    That’s it. The rest is smoke and mirrors.

    Iain McWhirter is right.
    If Scotland votes No, expect no rewards from a grateful Westminster.

  • dougthedug

    either way, there’s little chance that Scotland will be forgotten after 18 September

    It will be forgotten. Devolution has been driven by a fear of independence. When that fear is gone Westminster will not waste its time trying to appease a non-existent threat.

    It matters not a whit what agreements the Scottish regions of the British parties make in Holyrood because they don’t have the power or authority within their own parties to make any changes in Westminster. I refer you back to the previous paragraph.

    In the event of a No vote then the Scottish Parliament will revert back to what it was designed to be, a regional, unimportant, block grant funded substitute for the Scottish Office.

  • Salmondnet

    MacWhirter is wrong. Scotland will get more power, which will encourage the Scots to seek yet more powers and salami slice their way to independence rather than going for a clean cut. You may observe that even SNP want to cling to a currency Union (having previously described the pound it as a “a millstone round Scotland’s neck”) as well as assorted other benefits of the Union.
    Either MacWhirter does not grasp the extent to which appeasement is the British establishment’s default option or, more likely, he wishes to mislead his compatriots in the hope of maximising the Yes vote.
    Since I am English I would be immensely pleased if he was right though. The Scottish Parliament should get no more power. It already has too much. The Scots should, like the Irish, make up their minds whether they want to share a state with the rest of us, or whether they do not. If they don’t, fine. We will accept their choice and will relate to them as we would the population of any other foreign country. If they do, equally fine, but it should be on the basis that all citizens have equal constitutional and economic rights, regardless of geographical location.
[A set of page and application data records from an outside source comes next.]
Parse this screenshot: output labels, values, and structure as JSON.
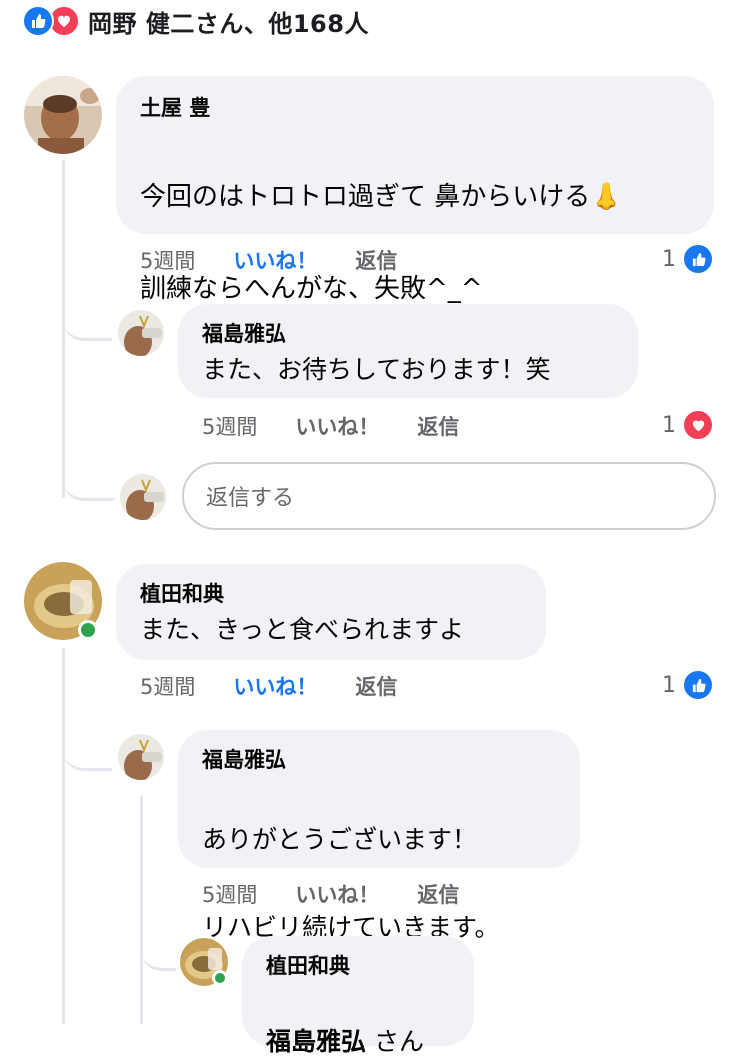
{
  "reactions": {
    "summary": "岡野 健二さん、他168人",
    "types": [
      "like-icon",
      "love-icon"
    ]
  },
  "comments": [
    {
      "author": "土屋 豊",
      "text_line1": "今回のはトロトロ過ぎて 鼻からいける👃",
      "text_line2": "訓練ならへんがな、失敗^_^",
      "time": "5週間",
      "like_label": "いいね！",
      "like_active": true,
      "reply_label": "返信",
      "reaction_count": "1",
      "reaction_type": "like-icon",
      "replies": [
        {
          "author": "福島雅弘",
          "text": "また、お待ちしております！笑",
          "time": "5週間",
          "like_label": "いいね！",
          "reply_label": "返信",
          "reaction_count": "1",
          "reaction_type": "love-icon"
        }
      ],
      "reply_input_placeholder": "返信する"
    },
    {
      "author": "植田和典",
      "text": "また、きっと食べられますよ",
      "time": "5週間",
      "like_label": "いいね！",
      "like_active": true,
      "reply_label": "返信",
      "reaction_count": "1",
      "reaction_type": "like-icon",
      "online": true,
      "replies": [
        {
          "author": "福島雅弘",
          "text_line1": "ありがとうございます！",
          "text_line2": "リハビリ続けていきます。",
          "time": "5週間",
          "like_label": "いいね！",
          "reply_label": "返信"
        },
        {
          "author": "植田和典",
          "mention": "福島雅弘",
          "mention_suffix": " さん",
          "online": true
        }
      ]
    }
  ],
  "colors": {
    "accent": "#1877f2",
    "love": "#f33e58",
    "bubble": "#f0f2f5",
    "muted": "#65676b",
    "online": "#31a24c",
    "thread_line": "#e4e6eb"
  }
}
  • dougthedug

    Either MacWhirter does not grasp the extent to which appeasement is the British establishment’s default option or, more likely, he wishes to mislead his compatriots in the hope of maximising the Yes vote.

    But once there’s a no vote who have Westminster got to appease?

  • dougthedug

    Bit of an off topic question Mick. Why does the new site menu have Scotland, England and Wales under the UK drop down menu but Northern Ireland in a link by itself?

    Shouldn’t you change the UK title at the top of the drop-down to GB?

  • New Yorker

    If Scotland votes Yes, would it not be economically beneficial for England?

  • dougthedug

    I take it by England you mean the remainder of the UK after Scotland leaves.

    In answer to your question, no, because Scotland is the third richest region in the UK.

    Why do you think a cost-cutting, austerity driven Conservative Government is so desperate to keep us?

    And that doesn’t even take the oil into account.

  • Davros64

    More fool the Scots if they do…